Bunny's Close Call
During the opening credits, a bunny hops over to the side of the road and sits. Suddenly a truck barrels down the highway, narrowly missing the bunny. Two cottontail rabbits shared the role of the scared bunny in this scene. Trainers placed a gentle harness on the rabbit and held onto it with an attached cable from off-camera. The road was cleared of all traffic while the bunnies worked. The rabbits were filmed sitting on the road as a light was shined on them as if from a truck. When the real truck barreled down the road, a fake rabbit took the place of the live animal.
The Film and TV Unit of the American Humane Association (AHA) monitored the action sequences involving animals. The AHA has sole authority, through a contract with the Screen Actors Guild, to protect animals used in film and television.

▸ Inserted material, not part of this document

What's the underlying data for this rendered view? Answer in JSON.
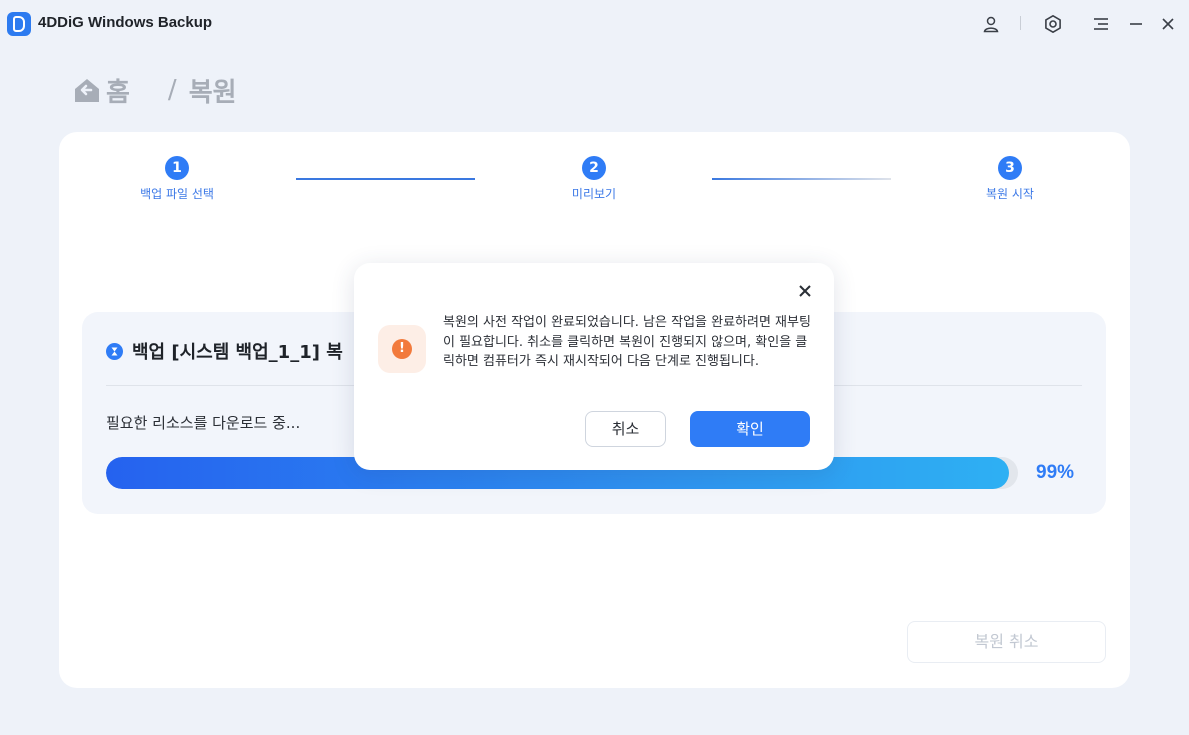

Inspectors reviewed the script and action scenes before and during filming to ensure that animals were not harmed or mistreated and that AHA Guidelines for the Safe Use of Animals in Filmed Media were upheld. They also monitor conditions in which animals were housed during production.